– Vulkan is an open source alternative to Microsoft DirectX on the PC
– It’s the successor to OpenGL
– But it’s derived from AMD’s Mantle API
– It’ll be on everything from phones to PCs
– Like DirectX 12, it claims to make games run faster
– It won’t cost you anything
– It’ll run on AMD graphics cards right back to Radeon HD 7000 series and Nvidia GeForce 600 series boards and newer
– A driver update is all you’ll need
– Oh, and it might make Valve’s SteamOS a viable gaming platform
Let’s begin by elbowing the question of what an API is into touch. It stands for Application Program Interface. And it’s just that. An interface between bits of software.
In practice, an API provides building blocks and tools that make it far simpler for developers to achieve a working application. If we’re talking graphics – and we are indeed talking graphics – then the API is the interface that connects your games with your graphics driver. And thus the 3D visuals are rendered.
The advantages of this approach are pretty profound. With a graphics API, it’s possible to have (mostly) one set of game code that will run on any hardware that’s compliant with the API. So, a game is coded for, say, DirectX 9 and any graphics card that’s DirectX 9-compatible will run it. In theory, anyway. In practice, it’s usually a bit more complicated.
So using an API means that game developers don’t need to be world authorities on both Nvidia and AMD graphics chips, for example. They can use the tools provided by the API and let Nvidia and AMD do the heavy lifting through the driver.
It’s also worth understanding that APIs come in different flavours, otherwise known as high- or low-level abstraction. That sounds fancy, but the implications are pretty straight forward. The higher the level of abstraction, the more distant the application becomes from the specifics of the hardware and the greater the workload handled by the API and graphics driver (in this case).
All aboard the Vulkan train
That’s good in the sense that it makes games development simpler in some ways. The downsides include the need for extensive optimisation jiggery pokery via drivers and in turn fewer opportunities for developers to get things really flying.

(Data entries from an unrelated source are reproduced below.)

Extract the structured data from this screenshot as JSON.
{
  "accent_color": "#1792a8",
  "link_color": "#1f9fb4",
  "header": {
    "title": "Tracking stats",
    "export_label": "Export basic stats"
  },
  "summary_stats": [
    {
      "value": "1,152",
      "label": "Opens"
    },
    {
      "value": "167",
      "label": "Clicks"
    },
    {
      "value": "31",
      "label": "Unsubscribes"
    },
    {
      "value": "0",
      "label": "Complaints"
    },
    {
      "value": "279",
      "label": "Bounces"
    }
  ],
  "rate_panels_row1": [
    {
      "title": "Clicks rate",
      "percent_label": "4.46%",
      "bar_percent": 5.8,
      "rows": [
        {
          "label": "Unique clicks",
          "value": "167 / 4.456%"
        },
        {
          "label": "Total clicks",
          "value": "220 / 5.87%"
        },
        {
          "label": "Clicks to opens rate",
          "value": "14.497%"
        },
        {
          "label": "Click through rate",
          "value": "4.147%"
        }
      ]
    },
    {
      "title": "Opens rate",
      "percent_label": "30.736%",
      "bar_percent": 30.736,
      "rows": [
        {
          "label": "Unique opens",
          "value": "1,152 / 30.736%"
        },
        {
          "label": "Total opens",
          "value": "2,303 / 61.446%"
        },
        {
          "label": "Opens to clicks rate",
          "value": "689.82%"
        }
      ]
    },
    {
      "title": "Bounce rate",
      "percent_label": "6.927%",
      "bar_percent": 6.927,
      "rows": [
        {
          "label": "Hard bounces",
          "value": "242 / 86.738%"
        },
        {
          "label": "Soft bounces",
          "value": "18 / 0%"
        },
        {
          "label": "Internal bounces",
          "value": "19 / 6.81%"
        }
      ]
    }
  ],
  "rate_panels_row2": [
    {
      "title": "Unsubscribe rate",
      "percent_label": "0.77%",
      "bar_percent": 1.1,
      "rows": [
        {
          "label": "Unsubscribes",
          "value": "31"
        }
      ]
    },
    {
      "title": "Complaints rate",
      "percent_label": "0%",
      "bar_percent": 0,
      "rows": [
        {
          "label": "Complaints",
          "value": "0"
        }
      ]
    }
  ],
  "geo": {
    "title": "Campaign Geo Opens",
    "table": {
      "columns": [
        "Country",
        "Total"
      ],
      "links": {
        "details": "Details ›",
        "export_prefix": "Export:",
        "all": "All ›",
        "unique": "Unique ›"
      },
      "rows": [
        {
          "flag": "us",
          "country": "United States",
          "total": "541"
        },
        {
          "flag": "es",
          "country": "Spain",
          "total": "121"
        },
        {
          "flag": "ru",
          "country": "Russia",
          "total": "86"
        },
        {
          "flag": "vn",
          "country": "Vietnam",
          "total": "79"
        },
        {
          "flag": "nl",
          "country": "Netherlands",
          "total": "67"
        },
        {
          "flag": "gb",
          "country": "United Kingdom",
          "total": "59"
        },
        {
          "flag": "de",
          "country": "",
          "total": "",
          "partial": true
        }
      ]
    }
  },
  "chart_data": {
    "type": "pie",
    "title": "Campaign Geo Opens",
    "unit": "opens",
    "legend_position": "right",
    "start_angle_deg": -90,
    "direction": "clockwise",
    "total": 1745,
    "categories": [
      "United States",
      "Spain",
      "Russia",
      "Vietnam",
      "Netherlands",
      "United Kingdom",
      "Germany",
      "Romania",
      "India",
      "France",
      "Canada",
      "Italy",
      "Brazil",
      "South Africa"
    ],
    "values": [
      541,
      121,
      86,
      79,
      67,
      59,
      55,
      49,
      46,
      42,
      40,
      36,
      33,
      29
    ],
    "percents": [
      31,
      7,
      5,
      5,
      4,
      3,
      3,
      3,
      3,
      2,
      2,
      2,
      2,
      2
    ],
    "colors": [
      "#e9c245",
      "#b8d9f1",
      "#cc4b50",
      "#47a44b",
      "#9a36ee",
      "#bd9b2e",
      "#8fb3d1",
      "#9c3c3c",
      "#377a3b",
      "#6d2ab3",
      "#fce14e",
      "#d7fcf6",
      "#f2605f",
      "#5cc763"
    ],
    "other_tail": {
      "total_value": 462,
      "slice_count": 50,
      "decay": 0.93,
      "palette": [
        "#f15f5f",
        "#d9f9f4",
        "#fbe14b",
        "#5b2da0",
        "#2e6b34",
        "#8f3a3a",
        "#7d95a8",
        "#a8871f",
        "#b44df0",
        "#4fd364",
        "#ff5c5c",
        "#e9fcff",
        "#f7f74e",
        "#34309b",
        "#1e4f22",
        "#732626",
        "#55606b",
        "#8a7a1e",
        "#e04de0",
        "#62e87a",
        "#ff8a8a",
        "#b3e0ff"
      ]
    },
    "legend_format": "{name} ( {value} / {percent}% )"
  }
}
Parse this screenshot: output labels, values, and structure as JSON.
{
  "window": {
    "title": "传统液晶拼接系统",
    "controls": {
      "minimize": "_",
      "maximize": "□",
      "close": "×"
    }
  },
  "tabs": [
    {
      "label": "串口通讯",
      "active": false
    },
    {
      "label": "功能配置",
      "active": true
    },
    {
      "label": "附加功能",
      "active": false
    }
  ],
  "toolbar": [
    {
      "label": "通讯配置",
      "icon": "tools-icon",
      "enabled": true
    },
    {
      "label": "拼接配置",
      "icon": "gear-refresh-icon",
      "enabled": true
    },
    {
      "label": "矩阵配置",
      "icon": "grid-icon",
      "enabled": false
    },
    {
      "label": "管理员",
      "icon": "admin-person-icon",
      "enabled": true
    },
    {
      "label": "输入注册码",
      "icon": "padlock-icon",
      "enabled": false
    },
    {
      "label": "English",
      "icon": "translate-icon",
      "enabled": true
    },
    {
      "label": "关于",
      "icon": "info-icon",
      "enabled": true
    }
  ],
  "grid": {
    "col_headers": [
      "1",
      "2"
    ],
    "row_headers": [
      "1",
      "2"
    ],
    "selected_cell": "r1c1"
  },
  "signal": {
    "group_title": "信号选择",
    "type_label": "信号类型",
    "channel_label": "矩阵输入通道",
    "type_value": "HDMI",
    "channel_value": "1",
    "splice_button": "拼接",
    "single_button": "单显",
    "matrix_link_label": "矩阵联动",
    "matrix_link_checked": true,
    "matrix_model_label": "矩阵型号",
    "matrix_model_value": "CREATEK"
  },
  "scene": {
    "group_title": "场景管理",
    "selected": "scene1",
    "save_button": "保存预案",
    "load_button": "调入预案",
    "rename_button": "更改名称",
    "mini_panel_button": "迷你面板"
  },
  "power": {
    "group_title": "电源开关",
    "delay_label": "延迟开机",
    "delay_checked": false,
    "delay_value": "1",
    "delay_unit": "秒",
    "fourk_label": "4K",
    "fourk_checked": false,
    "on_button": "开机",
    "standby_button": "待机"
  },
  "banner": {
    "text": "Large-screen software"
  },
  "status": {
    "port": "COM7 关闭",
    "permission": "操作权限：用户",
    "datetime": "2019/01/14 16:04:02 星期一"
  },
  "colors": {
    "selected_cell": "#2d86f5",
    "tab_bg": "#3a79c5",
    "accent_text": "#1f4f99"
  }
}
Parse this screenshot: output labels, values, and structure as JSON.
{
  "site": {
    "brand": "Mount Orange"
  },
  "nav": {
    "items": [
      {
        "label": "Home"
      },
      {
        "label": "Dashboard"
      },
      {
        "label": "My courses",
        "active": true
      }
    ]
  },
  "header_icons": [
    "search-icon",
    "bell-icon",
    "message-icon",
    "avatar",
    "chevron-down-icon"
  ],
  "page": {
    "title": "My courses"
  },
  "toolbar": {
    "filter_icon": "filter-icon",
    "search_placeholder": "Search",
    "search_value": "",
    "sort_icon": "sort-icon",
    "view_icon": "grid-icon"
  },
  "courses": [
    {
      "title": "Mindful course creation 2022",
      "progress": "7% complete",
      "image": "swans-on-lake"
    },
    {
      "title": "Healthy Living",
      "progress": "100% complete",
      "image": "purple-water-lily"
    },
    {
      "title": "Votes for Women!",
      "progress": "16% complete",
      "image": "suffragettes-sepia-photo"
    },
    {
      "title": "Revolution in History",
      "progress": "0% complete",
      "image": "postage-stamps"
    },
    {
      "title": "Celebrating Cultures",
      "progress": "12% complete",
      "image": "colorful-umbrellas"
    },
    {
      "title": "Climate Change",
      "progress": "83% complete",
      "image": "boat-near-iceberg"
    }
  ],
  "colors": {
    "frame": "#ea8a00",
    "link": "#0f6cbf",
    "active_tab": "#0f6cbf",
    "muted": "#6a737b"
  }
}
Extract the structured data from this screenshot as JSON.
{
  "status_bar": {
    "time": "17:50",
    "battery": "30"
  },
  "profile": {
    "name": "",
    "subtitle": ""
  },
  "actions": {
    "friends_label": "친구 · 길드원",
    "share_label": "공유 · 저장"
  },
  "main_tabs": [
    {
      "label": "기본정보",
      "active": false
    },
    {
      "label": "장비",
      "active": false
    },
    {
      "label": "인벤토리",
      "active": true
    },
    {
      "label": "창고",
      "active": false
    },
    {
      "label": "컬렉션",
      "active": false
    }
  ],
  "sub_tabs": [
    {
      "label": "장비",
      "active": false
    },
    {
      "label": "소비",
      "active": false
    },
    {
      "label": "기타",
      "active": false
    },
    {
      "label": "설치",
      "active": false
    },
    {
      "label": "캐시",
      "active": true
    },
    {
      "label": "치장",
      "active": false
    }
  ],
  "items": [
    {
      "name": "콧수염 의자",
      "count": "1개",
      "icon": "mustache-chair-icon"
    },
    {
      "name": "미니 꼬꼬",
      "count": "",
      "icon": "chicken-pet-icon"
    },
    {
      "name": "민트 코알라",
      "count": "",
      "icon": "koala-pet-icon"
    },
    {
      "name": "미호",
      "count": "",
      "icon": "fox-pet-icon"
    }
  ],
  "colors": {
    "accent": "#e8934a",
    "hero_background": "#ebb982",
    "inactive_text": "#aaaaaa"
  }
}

As things stand, DirectX has largely been quite a high-level API. It just so happens that DirectX has also been pants when it comes to CPU overheads and multi-threading. And that’s meant DirectX games have been pretty pants by both metrics. And developers often haven’t been able to do much about all that.